[Data provided — start]

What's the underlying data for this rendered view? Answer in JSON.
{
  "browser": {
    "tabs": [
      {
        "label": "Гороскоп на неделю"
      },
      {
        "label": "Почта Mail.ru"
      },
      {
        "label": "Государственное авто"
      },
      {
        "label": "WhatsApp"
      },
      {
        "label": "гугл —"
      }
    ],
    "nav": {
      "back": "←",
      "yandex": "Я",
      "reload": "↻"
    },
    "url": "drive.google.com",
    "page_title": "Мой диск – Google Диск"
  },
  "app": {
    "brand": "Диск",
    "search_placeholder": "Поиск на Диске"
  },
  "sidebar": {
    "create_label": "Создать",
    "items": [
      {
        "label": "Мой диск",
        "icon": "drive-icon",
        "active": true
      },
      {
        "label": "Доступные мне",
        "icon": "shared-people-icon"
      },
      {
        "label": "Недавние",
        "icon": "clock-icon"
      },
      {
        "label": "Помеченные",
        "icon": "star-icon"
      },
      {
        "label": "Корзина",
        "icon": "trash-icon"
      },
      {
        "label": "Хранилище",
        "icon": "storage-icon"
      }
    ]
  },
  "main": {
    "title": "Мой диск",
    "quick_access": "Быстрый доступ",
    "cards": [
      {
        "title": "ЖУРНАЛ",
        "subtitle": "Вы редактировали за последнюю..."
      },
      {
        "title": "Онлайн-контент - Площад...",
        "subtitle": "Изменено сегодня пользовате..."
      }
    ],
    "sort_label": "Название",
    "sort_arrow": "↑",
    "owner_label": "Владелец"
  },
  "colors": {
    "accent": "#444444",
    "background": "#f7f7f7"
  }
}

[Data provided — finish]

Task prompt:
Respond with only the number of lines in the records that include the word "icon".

Answer space:
6